Adoption is the legal process of transferring parental rights of a child to an individual or couple that is not biologically related to the child. However, there are kinship and surrogacy adoptions, in which one of the adoptive parents may be genetically related to the adoptee.
The process of adoption can be done domestically, in the U.S., or internationally from another country.
Domestic adoptions can be facilitated by a public or private agency as well as an attorney or facilitator. In the U.S., it's possible to be placed with an infant through negotiations with a pregnant women who does not intend to raise the child after birth. It's also possible to adopt older children from the U.S. foster care system, in which 100,000 children are waiting to be placed in adoptive homes.
Finding the right adoption option depends on the adopter's lifestyle and, for infant adoptions, the kind of adoptive parents a future birth mother envisions for the child. There is no such thing as an ideal adoptive family, although there are traditional and nontraditional adopters. Traditional adopters are young heterosexual married couples. Nontraditional adopters may be older, single, gay or lesbian, or disabled, among other things that make it more difficult to place a child with them.
Placing a child in an adoptive family requires an adopter to pass a home study, which is the most important step in the adoption process. A case worker comes to adopters' homes to see the environment a child will be raised in as well as interview the adopters about their motives for adoption, among other things.

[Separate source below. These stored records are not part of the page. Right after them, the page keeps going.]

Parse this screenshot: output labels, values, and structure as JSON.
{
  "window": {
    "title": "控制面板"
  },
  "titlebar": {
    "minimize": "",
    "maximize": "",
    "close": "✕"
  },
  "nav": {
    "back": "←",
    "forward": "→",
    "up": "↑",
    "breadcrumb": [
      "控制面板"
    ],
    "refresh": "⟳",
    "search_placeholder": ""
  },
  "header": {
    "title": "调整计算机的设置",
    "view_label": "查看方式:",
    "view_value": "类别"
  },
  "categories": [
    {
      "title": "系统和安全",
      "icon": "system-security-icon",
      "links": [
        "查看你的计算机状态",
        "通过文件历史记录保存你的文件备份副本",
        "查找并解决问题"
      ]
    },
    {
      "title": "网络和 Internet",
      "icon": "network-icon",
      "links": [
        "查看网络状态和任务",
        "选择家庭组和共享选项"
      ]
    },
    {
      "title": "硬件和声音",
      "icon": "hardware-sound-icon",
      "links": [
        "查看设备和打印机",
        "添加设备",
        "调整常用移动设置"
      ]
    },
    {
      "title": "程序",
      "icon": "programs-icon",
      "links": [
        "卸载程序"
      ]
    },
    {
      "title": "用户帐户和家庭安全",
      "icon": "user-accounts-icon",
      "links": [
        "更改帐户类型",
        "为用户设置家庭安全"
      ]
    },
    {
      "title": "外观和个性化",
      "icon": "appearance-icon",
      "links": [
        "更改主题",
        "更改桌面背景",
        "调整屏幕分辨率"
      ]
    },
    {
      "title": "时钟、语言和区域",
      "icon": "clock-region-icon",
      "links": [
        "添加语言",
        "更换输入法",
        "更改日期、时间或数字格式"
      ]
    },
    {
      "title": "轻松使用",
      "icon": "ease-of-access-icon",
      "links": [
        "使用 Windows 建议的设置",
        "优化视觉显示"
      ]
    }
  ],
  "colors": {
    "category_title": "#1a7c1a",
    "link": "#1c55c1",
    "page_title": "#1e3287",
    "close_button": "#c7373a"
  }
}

Adoption fees range from being nearly free to over $40,000. The federal and state governments sometimes offer subsidies to help adopters finance their adoption.